Mowbray baulks at liquor licence approval

A liquor licence has been conditionally approved for the Pizza Shed, in Long Street, Mowbray.

A decision to grant a conditional liquor licence to a Mowbray business, which is close to a creche and an educational hub for high school pupils, has met with stiff opposition from the community.

At the beginning of the month, the Western Cape Liquor Authority (WCLA) conditionally approved a liquor licence for the property, known as The Premises, at 7 Long Street, next to the Mowbray train station.

The Premises comprises a pizza restaurant, the Pizza Shed; a deli; and a cafe. According to the WCLA documents, the licence applies to two units at the premises. The Tatler asked the WCLA to clarify which of the three businesses this referred to, but it was unable to do so by time of publication.

The application notice lists Johannesburg-based LFA Properties as the applicant.

The Tatler was unable to contact the company or the attorney who drew up the application by time of publication.

Residents near The Premises received a letter from the WCLA on Monday February 14, saying they have until this Monday February 28 to lodge appeals.

Next to The Premises is the Association for Educational Transformation (ASSET) a non-profit that provides educational services to high school pupils. Also nearby is Explore and Discover Montesorri preschool; a CPUT satellite campus, in Highbury Road; and Thandokhulu Secondary School, 300 metres away.

Asset’s executive director, Busisiwe Maqubela, said their pupils did robotics and coding and having an establishment next door that served liquor would be a problem. “It will be a disturbance and with noise, it won’t be conducive to learning.”

Ms Maqubela said she had already seen high school pupils drinking near the train station, before the liquor licence issue had come up.

Yusri Adams, the secretary of the Mowbray Mosque, about 200m away in Queen Street, said they were “shocked” and had lodged an appeal.

“We do not share the sentiments of having a liquor licence at the restaurant,” he said. “We have a massive drug problem in the community, and liquor will contribute further to the problem.”

Mowbray Community Police Forum (CPF) chairman Jonathan Hobday said they had objected to the application because of the nearby creche.

“So we are disappointed to learn that the licence had been granted. We now call on the local Mowbray police and the inspectorate of the WCLA, as well as the relevant departments of the city council, to monitor closely the operations of this licensee.”

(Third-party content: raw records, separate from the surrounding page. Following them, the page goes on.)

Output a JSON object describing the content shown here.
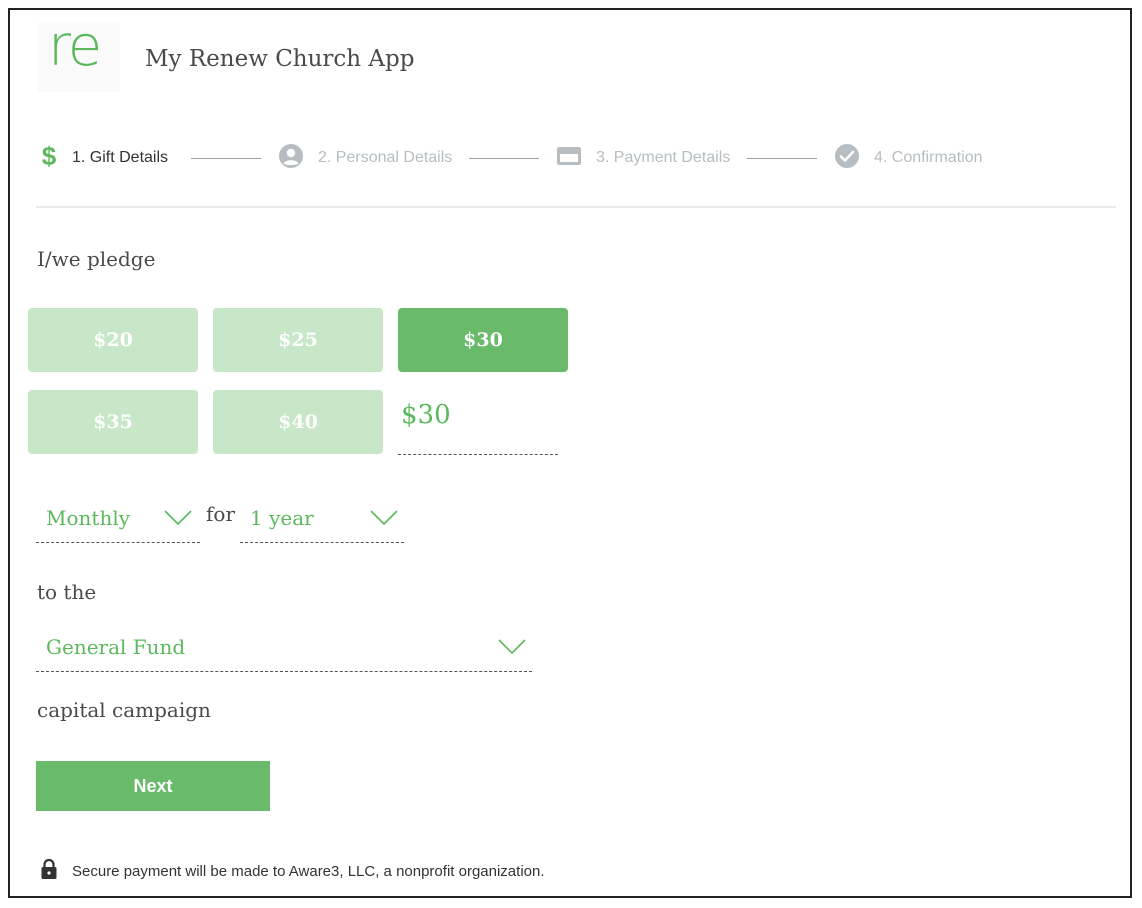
{
  "header": {
    "logo_text": "re",
    "app_title": "My Renew Church App"
  },
  "stepper": {
    "steps": [
      {
        "label": "1. Gift Details",
        "icon": "dollar-icon",
        "state": "active"
      },
      {
        "label": "2. Personal Details",
        "icon": "user-icon",
        "state": "inactive"
      },
      {
        "label": "3. Payment Details",
        "icon": "credit-card-icon",
        "state": "inactive"
      },
      {
        "label": "4. Confirmation",
        "icon": "check-circle-icon",
        "state": "inactive"
      }
    ]
  },
  "form": {
    "pledge_label": "I/we pledge",
    "amounts": [
      {
        "label": "$20",
        "selected": false
      },
      {
        "label": "$25",
        "selected": false
      },
      {
        "label": "$30",
        "selected": true
      },
      {
        "label": "$35",
        "selected": false
      },
      {
        "label": "$40",
        "selected": false
      }
    ],
    "custom_amount": "$30",
    "frequency": "Monthly",
    "for_label": "for",
    "duration": "1 year",
    "to_label": "to the",
    "fund": "General Fund",
    "campaign_label": "capital campaign",
    "next_label": "Next"
  },
  "footer": {
    "secure_text": "Secure payment will be made to Aware3, LLC, a nonprofit organization.",
    "icon": "lock-icon"
  },
  "colors": {
    "accent": "#69bb6b",
    "accent_light": "#c8e7c8",
    "text_green": "#5cb85c",
    "inactive": "#b8bdc2"
  }
}
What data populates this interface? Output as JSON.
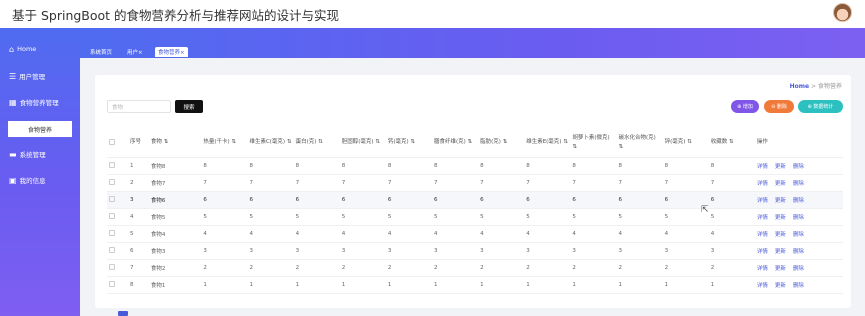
{
  "app": {
    "title": "基于 SpringBoot 的食物营养分析与推荐网站的设计与实现"
  },
  "sidebar": {
    "items": [
      {
        "icon": "home-icon",
        "label": "Home"
      },
      {
        "icon": "menu-icon",
        "label": "用户管理"
      },
      {
        "icon": "grid-icon",
        "label": "食物营养管理"
      },
      {
        "icon": "card-icon",
        "label": "系统管理"
      },
      {
        "icon": "profile-icon",
        "label": "我的信息"
      }
    ],
    "sub_item": "食物营养"
  },
  "tabs": [
    {
      "label": "系统首页"
    },
    {
      "label": "用户×"
    },
    {
      "label": "食物营养×"
    }
  ],
  "breadcrumb": {
    "home": "Home",
    "separator": ">",
    "current": "食物营养"
  },
  "search": {
    "placeholder": "食物",
    "button": "搜索"
  },
  "actions": {
    "add": "⊕ 增加",
    "delete": "⊖ 删除",
    "stats": "⊕ 数据统计"
  },
  "table": {
    "headers": [
      "",
      "序号",
      "食物 ⇅",
      "热量(千卡) ⇅",
      "维生素C(毫克) ⇅",
      "蛋白(克) ⇅",
      "胆固醇(毫克) ⇅",
      "钙(毫克) ⇅",
      "膳食纤维(克) ⇅",
      "脂肪(克) ⇅",
      "维生素E(毫克) ⇅",
      "胡萝卜素(微克) ⇅",
      "碳水化合物(克) ⇅",
      "锌(毫克) ⇅",
      "收藏数 ⇅",
      "操作"
    ],
    "rows": [
      {
        "index": "1",
        "food": "食物8",
        "v": [
          "8",
          "8",
          "8",
          "8",
          "8",
          "8",
          "8",
          "8",
          "8",
          "8",
          "8",
          "8"
        ]
      },
      {
        "index": "2",
        "food": "食物7",
        "v": [
          "7",
          "7",
          "7",
          "7",
          "7",
          "7",
          "7",
          "7",
          "7",
          "7",
          "7",
          "7"
        ]
      },
      {
        "index": "3",
        "food": "食物6",
        "v": [
          "6",
          "6",
          "6",
          "6",
          "6",
          "6",
          "6",
          "6",
          "6",
          "6",
          "6",
          "6"
        ]
      },
      {
        "index": "4",
        "food": "食物5",
        "v": [
          "5",
          "5",
          "5",
          "5",
          "5",
          "5",
          "5",
          "5",
          "5",
          "5",
          "5",
          "5"
        ]
      },
      {
        "index": "5",
        "food": "食物4",
        "v": [
          "4",
          "4",
          "4",
          "4",
          "4",
          "4",
          "4",
          "4",
          "4",
          "4",
          "4",
          "4"
        ]
      },
      {
        "index": "6",
        "food": "食物3",
        "v": [
          "3",
          "3",
          "3",
          "3",
          "3",
          "3",
          "3",
          "3",
          "3",
          "3",
          "3",
          "3"
        ]
      },
      {
        "index": "7",
        "food": "食物2",
        "v": [
          "2",
          "2",
          "2",
          "2",
          "2",
          "2",
          "2",
          "2",
          "2",
          "2",
          "2",
          "2"
        ]
      },
      {
        "index": "8",
        "food": "食物1",
        "v": [
          "1",
          "1",
          "1",
          "1",
          "1",
          "1",
          "1",
          "1",
          "1",
          "1",
          "1",
          "1"
        ]
      }
    ],
    "ops": {
      "detail": "详情",
      "edit": "更新",
      "delete": "删除"
    },
    "highlight_row": 3
  },
  "colors": {
    "accent": "#4a5bd8",
    "sidebar_top": "#4f6bf0",
    "sidebar_bottom": "#7f5ef2",
    "btn_add": "#7f56e8",
    "btn_del": "#f07a3a",
    "btn_stat": "#2cc0c0"
  }
}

Rondebosch and Mowbray Civic Association (RMCA) chairperson Yves Ducommun said the application had been opposed twice by residents, but each time the applicant had appealed. “The RMCA supports the residents who have objected in 2020 and 2021 and shares their concerns as ratepayers.”

Mowbray resident Andre Bergh is worried that the liquor licence could lead to a downward spiral. “It may have an impact on crime, more people loitering in the area and an increase in homeless people setting up tents where the local traders are,” he said. All that would not be good for schoolchildren who walked in the area.

A long-time Mowbray resident, who did not want to be named, said there had long been bottle stores and bars in Main Road, but this application represented the creep of liquor-licensed premises into the suburb.

Ward 57 councillor Yusuf Mohamed said the liquor licence application for comment had been distributed last October before his election.

“As councillor, when I receive applications for comment, I take into account the surrounding areas and what the application is requesting approval for on its own merits.”

Liquor-licence applications from premises next to schools should be dealt with meticulously, he said.

“The surrounding area has a challenge with drug abuse, so it is extremely important that compliance and regulations are followed when liquor is involved.”

According to WCLA documents received by residents, the licence was granted on condition that a nominated manager get training at the WCLA and that trading hours be limited to 11pm.

WCLA, spokeswoman Rebecca Campbell said the onus was on an applicant to prove that a liquor licence would be in the public interest.

“Once the application has been submitted, the WCLA advertises it and the public have 28 days to comment on the application.” The applicant could then respond to any objections, she said.

When the Tatler called the Pizza Shed for comment on Friday February 18, we were told to email our questions, which we did immediately after the call, but the business did not respond to those questions or take any further calls from the Tatler.

Those wishing to appeal the decision to grant the liquor licence need to complete a form, known as a Form 29, which is available from the WCLA, and email it to Call the WCLA at 021 204 9700 for more information.